■ **EXERCISE DATA**
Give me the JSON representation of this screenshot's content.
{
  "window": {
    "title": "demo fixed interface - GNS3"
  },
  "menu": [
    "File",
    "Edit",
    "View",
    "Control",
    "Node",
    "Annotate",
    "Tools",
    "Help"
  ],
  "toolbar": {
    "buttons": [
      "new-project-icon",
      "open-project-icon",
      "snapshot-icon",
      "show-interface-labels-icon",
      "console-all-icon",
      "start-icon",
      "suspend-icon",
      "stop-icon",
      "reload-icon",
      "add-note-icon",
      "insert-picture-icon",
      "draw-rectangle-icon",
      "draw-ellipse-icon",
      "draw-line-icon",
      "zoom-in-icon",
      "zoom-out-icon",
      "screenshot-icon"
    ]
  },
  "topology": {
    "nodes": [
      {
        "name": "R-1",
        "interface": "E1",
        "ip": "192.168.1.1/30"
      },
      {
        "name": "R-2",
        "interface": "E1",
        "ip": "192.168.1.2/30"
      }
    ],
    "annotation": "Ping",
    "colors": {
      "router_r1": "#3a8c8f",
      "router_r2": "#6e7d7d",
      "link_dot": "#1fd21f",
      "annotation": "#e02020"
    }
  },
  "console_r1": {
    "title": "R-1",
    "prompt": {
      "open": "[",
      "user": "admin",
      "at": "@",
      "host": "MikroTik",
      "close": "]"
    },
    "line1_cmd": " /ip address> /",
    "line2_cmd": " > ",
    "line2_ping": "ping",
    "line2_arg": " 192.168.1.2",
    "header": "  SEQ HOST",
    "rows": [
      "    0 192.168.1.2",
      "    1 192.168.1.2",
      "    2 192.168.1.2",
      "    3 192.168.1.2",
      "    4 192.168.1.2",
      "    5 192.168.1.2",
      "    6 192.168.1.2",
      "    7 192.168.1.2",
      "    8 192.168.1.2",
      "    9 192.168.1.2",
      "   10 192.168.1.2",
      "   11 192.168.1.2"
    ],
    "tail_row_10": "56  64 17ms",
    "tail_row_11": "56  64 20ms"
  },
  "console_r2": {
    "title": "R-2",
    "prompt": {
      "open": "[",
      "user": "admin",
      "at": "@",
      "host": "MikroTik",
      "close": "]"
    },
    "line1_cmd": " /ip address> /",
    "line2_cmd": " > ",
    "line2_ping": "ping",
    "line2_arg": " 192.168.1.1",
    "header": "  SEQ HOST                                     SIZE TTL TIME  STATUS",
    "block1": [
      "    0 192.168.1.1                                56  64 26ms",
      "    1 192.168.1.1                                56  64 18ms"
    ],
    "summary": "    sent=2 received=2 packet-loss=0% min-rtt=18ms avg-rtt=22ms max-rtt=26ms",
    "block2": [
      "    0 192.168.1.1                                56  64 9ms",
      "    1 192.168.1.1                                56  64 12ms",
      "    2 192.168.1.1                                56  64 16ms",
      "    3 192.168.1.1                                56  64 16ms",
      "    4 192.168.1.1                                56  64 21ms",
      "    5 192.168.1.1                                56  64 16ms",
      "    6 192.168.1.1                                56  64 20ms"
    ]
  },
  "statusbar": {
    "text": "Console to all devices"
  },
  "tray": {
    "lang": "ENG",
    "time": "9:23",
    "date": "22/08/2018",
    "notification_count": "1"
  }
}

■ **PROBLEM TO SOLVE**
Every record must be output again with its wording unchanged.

■ **PROBLEM SOLUTION**
Give me the JSON representation of this screenshot's content.
{
  "window": {
    "title": "demo fixed interface - GNS3"
  },
  "menu": [
    "File",
    "Edit",
    "View",
    "Control",
    "Node",
    "Annotate",
    "Tools",
    "Help"
  ],
  "toolbar": {
    "buttons": [
      "new-project-icon",
      "open-project-icon",
      "snapshot-icon",
      "show-interface-labels-icon",
      "console-all-icon",
      "start-icon",
      "suspend-icon",
      "stop-icon",
      "reload-icon",
      "add-note-icon",
      "insert-picture-icon",
      "draw-rectangle-icon",
      "draw-ellipse-icon",
      "draw-line-icon",
      "zoom-in-icon",
      "zoom-out-icon",
      "screenshot-icon"
    ]
  },
  "topology": {
    "nodes": [
      {
        "name": "R-1",
        "interface": "E1",
        "ip": "192.168.1.1/30"
      },
      {
        "name": "R-2",
        "interface": "E1",
        "ip": "192.168.1.2/30"
      }
    ],
    "annotation": "Ping",
    "colors": {
      "router_r1": "#3a8c8f",
      "router_r2": "#6e7d7d",
      "link_dot": "#1fd21f",
      "annotation": "#e02020"
    }
  },
  "console_r1": {
    "title": "R-1",
    "prompt": {
      "open": "[",
      "user": "admin",
      "at": "@",
      "host": "MikroTik",
      "close": "]"
    },
    "line1_cmd": " /ip address> /",
    "line2_cmd": " > ",
    "line2_ping": "ping",
    "line2_arg": " 192.168.1.2",
    "header": "  SEQ HOST",
    "rows": [
      "    0 192.168.1.2",
      "    1 192.168.1.2",
      "    2 192.168.1.2",
      "    3 192.168.1.2",
      "    4 192.168.1.2",
      "    5 192.168.1.2",
      "    6 192.168.1.2",
      "    7 192.168.1.2",
      "    8 192.168.1.2",
      "    9 192.168.1.2",
      "   10 192.168.1.2",
      "   11 192.168.1.2"
    ],
    "tail_row_10": "56  64 17ms",
    "tail_row_11": "56  64 20ms"
  },
  "console_r2": {
    "title": "R-2",
    "prompt": {
      "open": "[",
      "user": "admin",
      "at": "@",
      "host": "MikroTik",
      "close": "]"
    },
    "line1_cmd": " /ip address> /",
    "line2_cmd": " > ",
    "line2_ping": "ping",
    "line2_arg": " 192.168.1.1",
    "header": "  SEQ HOST                                     SIZE TTL TIME  STATUS",
    "block1": [
      "    0 192.168.1.1                                56  64 26ms",
      "    1 192.168.1.1                                56  64 18ms"
    ],
    "summary": "    sent=2 received=2 packet-loss=0% min-rtt=18ms avg-rtt=22ms max-rtt=26ms",
    "block2": [
      "    0 192.168.1.1                                56  64 9ms",
      "    1 192.168.1.1                                56  64 12ms",
      "    2 192.168.1.1                                56  64 16ms",
      "    3 192.168.1.1                                56  64 16ms",
      "    4 192.168.1.1                                56  64 21ms",
      "    5 192.168.1.1                                56  64 16ms",
      "    6 192.168.1.1                                56  64 20ms"
    ]
  },
  "statusbar": {
    "text": "Console to all devices"
  },
  "tray": {
    "lang": "ENG",
    "time": "9:23",
    "date": "22/08/2018",
    "notification_count": "1"
  }
}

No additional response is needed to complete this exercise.